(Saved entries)
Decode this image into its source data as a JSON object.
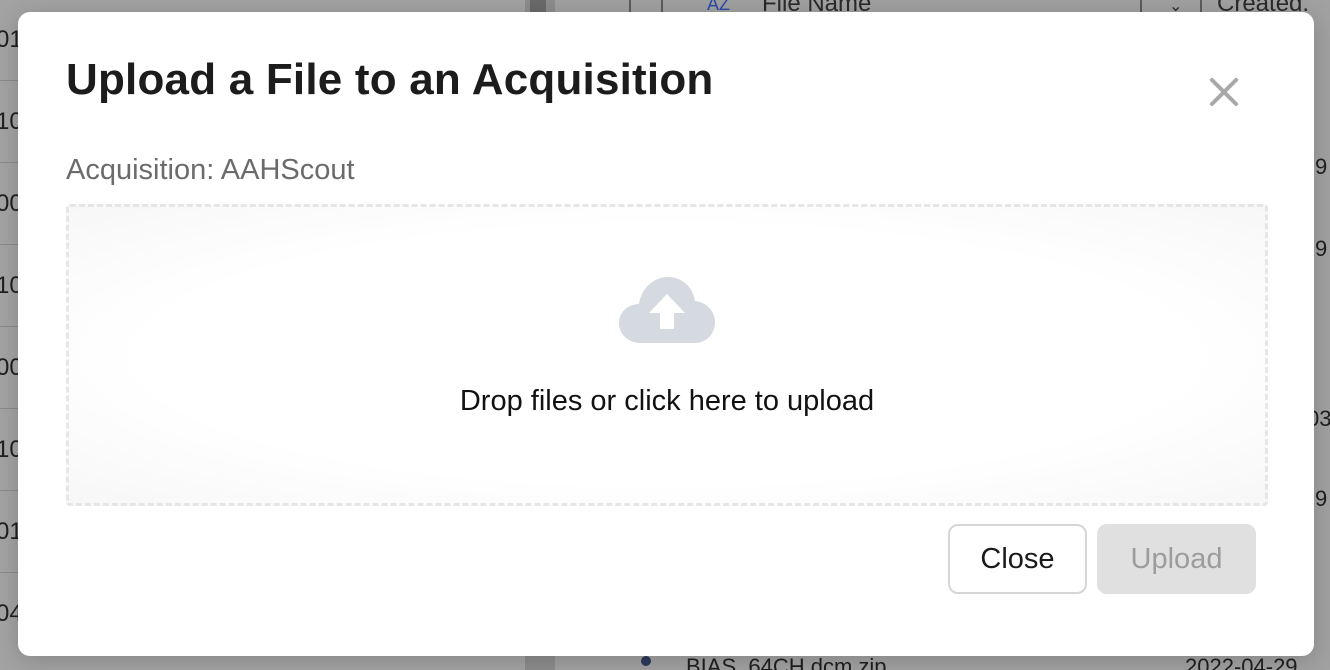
{
  "background": {
    "left_column_fragments": [
      "01",
      "10",
      "00",
      "10",
      "00",
      "10",
      "01",
      "04"
    ],
    "header_labels": {
      "sort_icon_text": "AZ",
      "file_name": "File Name",
      "created": "Created."
    },
    "right_fragments": [
      "9",
      "9",
      "03",
      "9"
    ],
    "bottom_row": {
      "file_name": "BIAS_64CH.dcm.zip",
      "created": "2022-04-29"
    }
  },
  "modal": {
    "title": "Upload a File to an Acquisition",
    "close_icon": "close-icon",
    "subtitle": "Acquisition: AAHScout",
    "dropzone": {
      "icon": "cloud-upload-icon",
      "text": "Drop files or click here to upload"
    },
    "buttons": {
      "close_label": "Close",
      "upload_label": "Upload"
    }
  },
  "colors": {
    "icon_gray": "#d5d9e0",
    "disabled_button_bg": "#e0e0e0",
    "disabled_button_text": "#9c9c9c"
  }
}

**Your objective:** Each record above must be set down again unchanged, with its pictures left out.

**Answer to the problem:**
Decode this image into its source data as a JSON object.
{
  "background": {
    "left_column_fragments": [
      "01",
      "10",
      "00",
      "10",
      "00",
      "10",
      "01",
      "04"
    ],
    "header_labels": {
      "sort_icon_text": "AZ",
      "file_name": "File Name",
      "created": "Created."
    },
    "right_fragments": [
      "9",
      "9",
      "03",
      "9"
    ],
    "bottom_row": {
      "file_name": "BIAS_64CH.dcm.zip",
      "created": "2022-04-29"
    }
  },
  "modal": {
    "title": "Upload a File to an Acquisition",
    "close_icon": "close-icon",
    "subtitle": "Acquisition: AAHScout",
    "dropzone": {
      "icon": "cloud-upload-icon",
      "text": "Drop files or click here to upload"
    },
    "buttons": {
      "close_label": "Close",
      "upload_label": "Upload"
    }
  },
  "colors": {
    "icon_gray": "#d5d9e0",
    "disabled_button_bg": "#e0e0e0",
    "disabled_button_text": "#9c9c9c"
  }
}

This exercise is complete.